- _Exercise brief_
In the material below, tally the lines that include the string "true", then write down only the total.
[[ Data provided open ]]
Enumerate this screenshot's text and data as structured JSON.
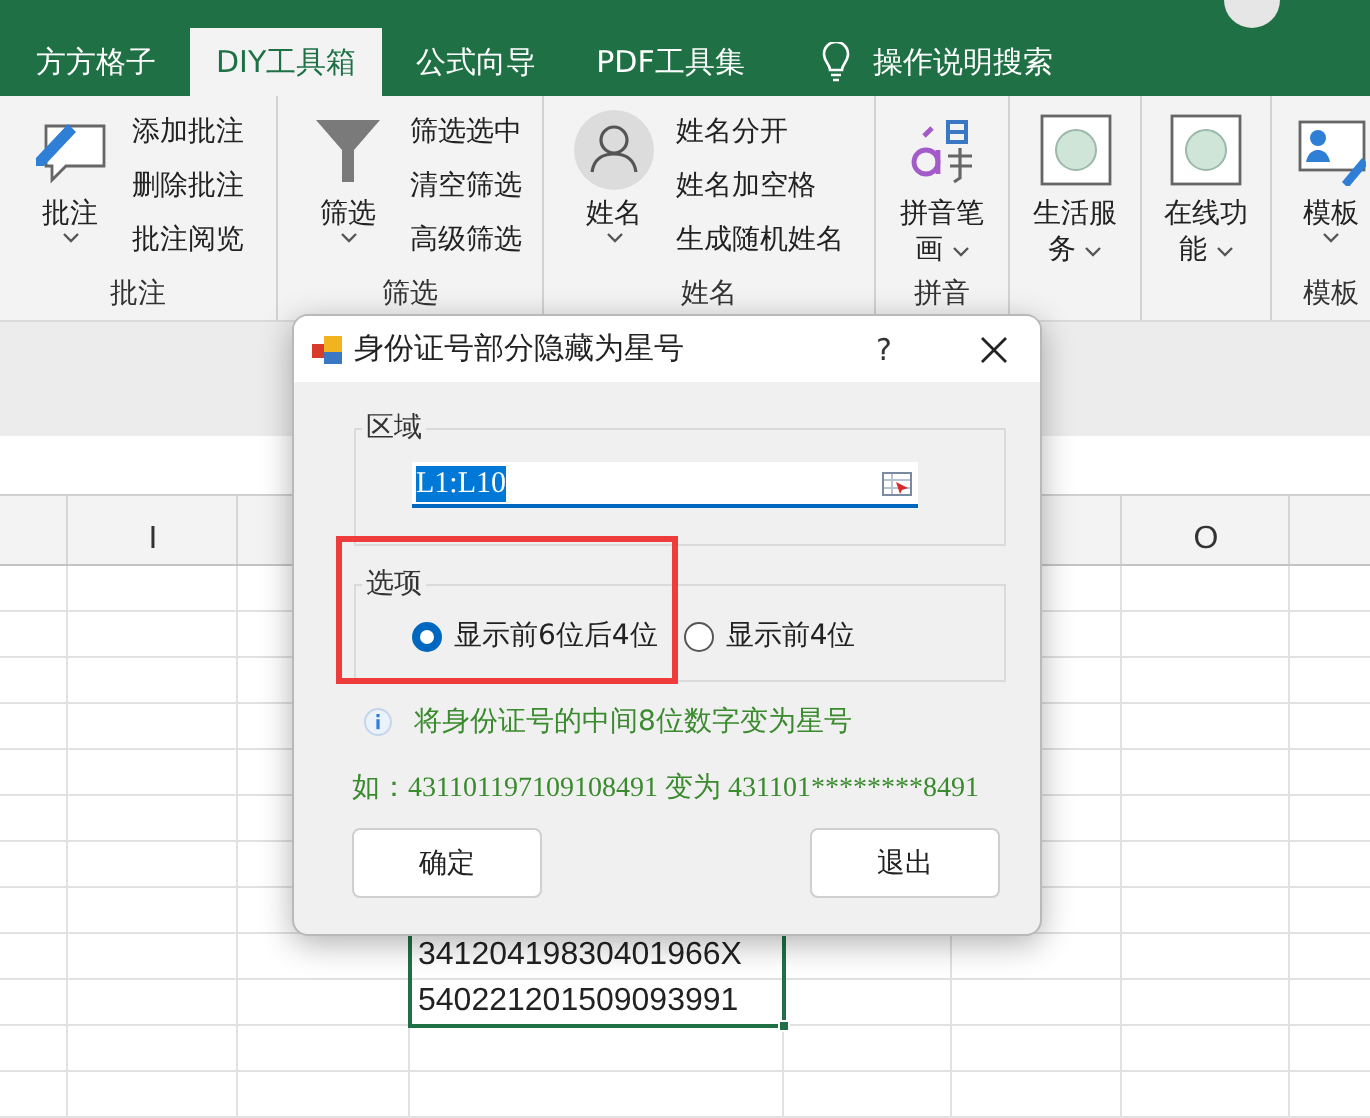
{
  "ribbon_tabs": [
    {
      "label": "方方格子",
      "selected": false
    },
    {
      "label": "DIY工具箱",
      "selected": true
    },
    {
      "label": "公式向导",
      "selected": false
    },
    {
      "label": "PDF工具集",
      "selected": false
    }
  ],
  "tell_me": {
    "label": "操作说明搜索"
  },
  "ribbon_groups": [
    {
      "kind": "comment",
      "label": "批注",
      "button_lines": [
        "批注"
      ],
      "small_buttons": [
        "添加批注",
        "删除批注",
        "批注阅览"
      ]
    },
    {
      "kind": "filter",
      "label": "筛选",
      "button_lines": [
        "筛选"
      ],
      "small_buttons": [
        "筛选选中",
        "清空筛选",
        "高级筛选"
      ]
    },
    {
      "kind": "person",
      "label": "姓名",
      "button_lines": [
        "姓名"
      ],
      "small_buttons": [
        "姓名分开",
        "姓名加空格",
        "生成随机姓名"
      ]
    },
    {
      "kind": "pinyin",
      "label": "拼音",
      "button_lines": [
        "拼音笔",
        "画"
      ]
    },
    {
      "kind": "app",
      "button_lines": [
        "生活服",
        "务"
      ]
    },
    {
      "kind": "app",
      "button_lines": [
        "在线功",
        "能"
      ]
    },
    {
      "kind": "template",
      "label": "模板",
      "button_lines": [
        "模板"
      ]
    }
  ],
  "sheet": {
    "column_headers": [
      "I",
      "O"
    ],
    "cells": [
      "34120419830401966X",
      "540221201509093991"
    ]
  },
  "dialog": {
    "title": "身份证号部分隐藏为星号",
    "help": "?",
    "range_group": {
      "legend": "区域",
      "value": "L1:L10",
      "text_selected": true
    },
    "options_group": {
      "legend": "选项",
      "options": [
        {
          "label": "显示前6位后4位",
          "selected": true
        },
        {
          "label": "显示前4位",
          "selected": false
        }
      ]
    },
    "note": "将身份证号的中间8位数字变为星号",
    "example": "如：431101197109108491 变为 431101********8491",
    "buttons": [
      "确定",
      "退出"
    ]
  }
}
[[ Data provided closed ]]
- _Solution for this task_
3